Each record below is to be copied exactly; the pictures are to be omitted.

----

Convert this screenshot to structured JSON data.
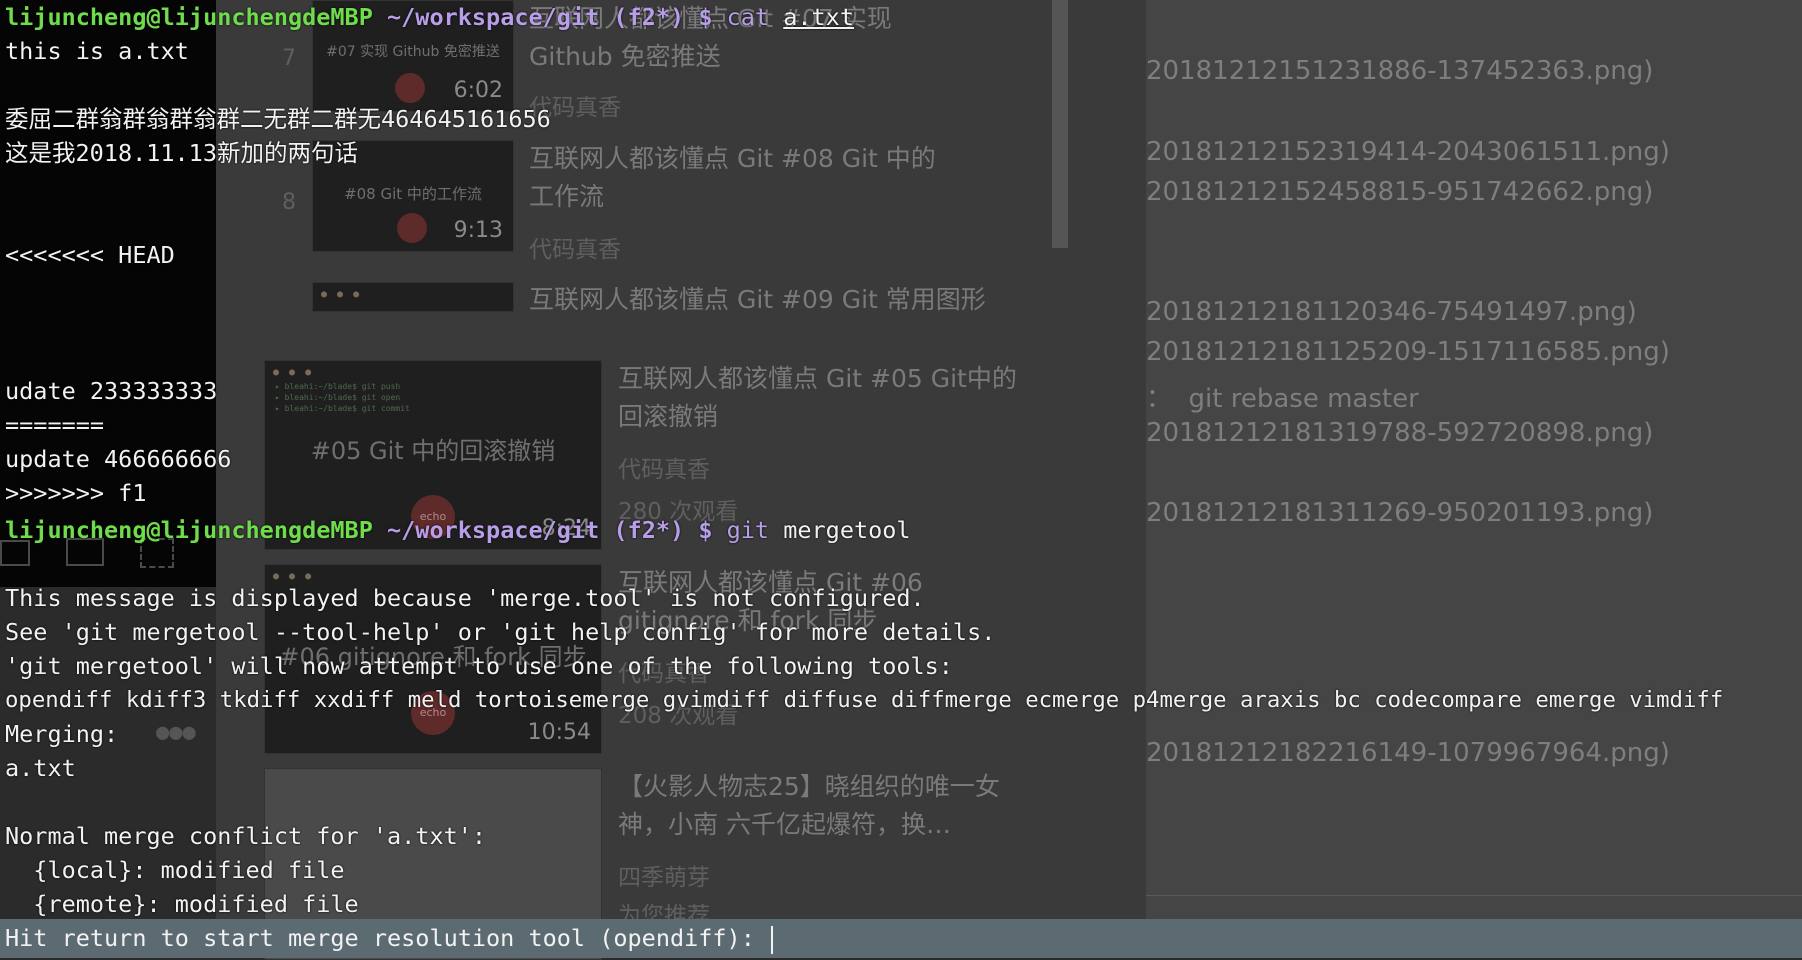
{
  "background": {
    "videos_top": [
      {
        "num": "7",
        "thumb_title": "#07 实现 Github 免密推送",
        "duration": "6:02",
        "title": "互联网人都该懂点 Git #07 实现 Github 免密推送",
        "author": "代码真香"
      },
      {
        "num": "8",
        "thumb_title": "#08 Git 中的工作流",
        "duration": "9:13",
        "title": "互联网人都该懂点 Git #08 Git 中的工作流",
        "author": "代码真香"
      },
      {
        "num": "",
        "thumb_title": "",
        "duration": "",
        "title": "互联网人都该懂点 Git #09 Git 常用图形",
        "author": ""
      }
    ],
    "videos_main": [
      {
        "thumb_title": "#05 Git 中的回滚撤销",
        "duration": "8:24",
        "badge": "echo",
        "title": "互联网人都该懂点 Git #05 Git中的回滚撤销",
        "author": "代码真香",
        "views": "280 次观看"
      },
      {
        "thumb_title": "#06 gitignore 和 fork 同步",
        "duration": "10:54",
        "badge": "echo",
        "title": "互联网人都该懂点 Git #06 gitignore 和 fork 同步",
        "author": "代码真香",
        "views": "208 次观看"
      },
      {
        "thumb_title": "",
        "duration": "",
        "badge": "",
        "title": "【火影人物志25】晓组织的唯一女神，小南 六千亿起爆符，换…",
        "author": "四季萌芽",
        "views": "为您推荐"
      }
    ],
    "files": [
      "20181212151231886-137452363.png)",
      "20181212152319414-2043061511.png)",
      "20181212152458815-951742662.png)",
      "20181212181120346-75491497.png)",
      "20181212181125209-1517116585.png)",
      "：  git rebase master",
      "20181212181319788-592720898.png)",
      "20181212181311269-950201193.png)",
      "20181212182216149-1079967964.png)"
    ]
  },
  "terminal": {
    "prompt1": {
      "user": "lijuncheng@lijunchengdeMBP",
      "path": "~/workspace/git",
      "branch": "(f2*)",
      "dollar": "$",
      "cmd": "cat",
      "arg": "a.txt"
    },
    "lines_a": [
      "this is a.txt",
      "",
      "委屈二群翁群翁群翁群二无群二群无464645161656",
      "这是我2018.11.13新加的两句话",
      "",
      "",
      "<<<<<<< HEAD",
      "",
      "",
      "",
      "udate 233333333",
      "=======",
      "update 466666666",
      ">>>>>>> f1"
    ],
    "prompt2": {
      "user": "lijuncheng@lijunchengdeMBP",
      "path": "~/workspace/git",
      "branch": "(f2*)",
      "dollar": "$",
      "cmd": "git",
      "arg": "mergetool"
    },
    "lines_b": [
      "",
      "This message is displayed because 'merge.tool' is not configured.",
      "See 'git mergetool --tool-help' or 'git help config' for more details.",
      "'git mergetool' will now attempt to use one of the following tools:",
      "opendiff kdiff3 tkdiff xxdiff meld tortoisemerge gvimdiff diffuse diffmerge ecmerge p4merge araxis bc codecompare emerge vimdiff",
      "Merging:",
      "a.txt",
      "",
      "Normal merge conflict for 'a.txt':",
      "  {local}: modified file",
      "  {remote}: modified file"
    ],
    "input_prompt": "Hit return to start merge resolution tool (opendiff): "
  }
}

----

▶ [WORKED SOLUTION]:
Convert this screenshot to structured JSON data.
{
  "background": {
    "videos_top": [
      {
        "num": "7",
        "thumb_title": "#07 实现 Github 免密推送",
        "duration": "6:02",
        "title": "互联网人都该懂点 Git #07 实现 Github 免密推送",
        "author": "代码真香"
      },
      {
        "num": "8",
        "thumb_title": "#08 Git 中的工作流",
        "duration": "9:13",
        "title": "互联网人都该懂点 Git #08 Git 中的工作流",
        "author": "代码真香"
      },
      {
        "num": "",
        "thumb_title": "",
        "duration": "",
        "title": "互联网人都该懂点 Git #09 Git 常用图形",
        "author": ""
      }
    ],
    "videos_main": [
      {
        "thumb_title": "#05 Git 中的回滚撤销",
        "duration": "8:24",
        "badge": "echo",
        "title": "互联网人都该懂点 Git #05 Git中的回滚撤销",
        "author": "代码真香",
        "views": "280 次观看"
      },
      {
        "thumb_title": "#06 gitignore 和 fork 同步",
        "duration": "10:54",
        "badge": "echo",
        "title": "互联网人都该懂点 Git #06 gitignore 和 fork 同步",
        "author": "代码真香",
        "views": "208 次观看"
      },
      {
        "thumb_title": "",
        "duration": "",
        "badge": "",
        "title": "【火影人物志25】晓组织的唯一女神，小南 六千亿起爆符，换…",
        "author": "四季萌芽",
        "views": "为您推荐"
      }
    ],
    "files": [
      "20181212151231886-137452363.png)",
      "20181212152319414-2043061511.png)",
      "20181212152458815-951742662.png)",
      "20181212181120346-75491497.png)",
      "20181212181125209-1517116585.png)",
      "：  git rebase master",
      "20181212181319788-592720898.png)",
      "20181212181311269-950201193.png)",
      "20181212182216149-1079967964.png)"
    ]
  },
  "terminal": {
    "prompt1": {
      "user": "lijuncheng@lijunchengdeMBP",
      "path": "~/workspace/git",
      "branch": "(f2*)",
      "dollar": "$",
      "cmd": "cat",
      "arg": "a.txt"
    },
    "lines_a": [
      "this is a.txt",
      "",
      "委屈二群翁群翁群翁群二无群二群无464645161656",
      "这是我2018.11.13新加的两句话",
      "",
      "",
      "<<<<<<< HEAD",
      "",
      "",
      "",
      "udate 233333333",
      "=======",
      "update 466666666",
      ">>>>>>> f1"
    ],
    "prompt2": {
      "user": "lijuncheng@lijunchengdeMBP",
      "path": "~/workspace/git",
      "branch": "(f2*)",
      "dollar": "$",
      "cmd": "git",
      "arg": "mergetool"
    },
    "lines_b": [
      "",
      "This message is displayed because 'merge.tool' is not configured.",
      "See 'git mergetool --tool-help' or 'git help config' for more details.",
      "'git mergetool' will now attempt to use one of the following tools:",
      "opendiff kdiff3 tkdiff xxdiff meld tortoisemerge gvimdiff diffuse diffmerge ecmerge p4merge araxis bc codecompare emerge vimdiff",
      "Merging:",
      "a.txt",
      "",
      "Normal merge conflict for 'a.txt':",
      "  {local}: modified file",
      "  {remote}: modified file"
    ],
    "input_prompt": "Hit return to start merge resolution tool (opendiff): "
  }
}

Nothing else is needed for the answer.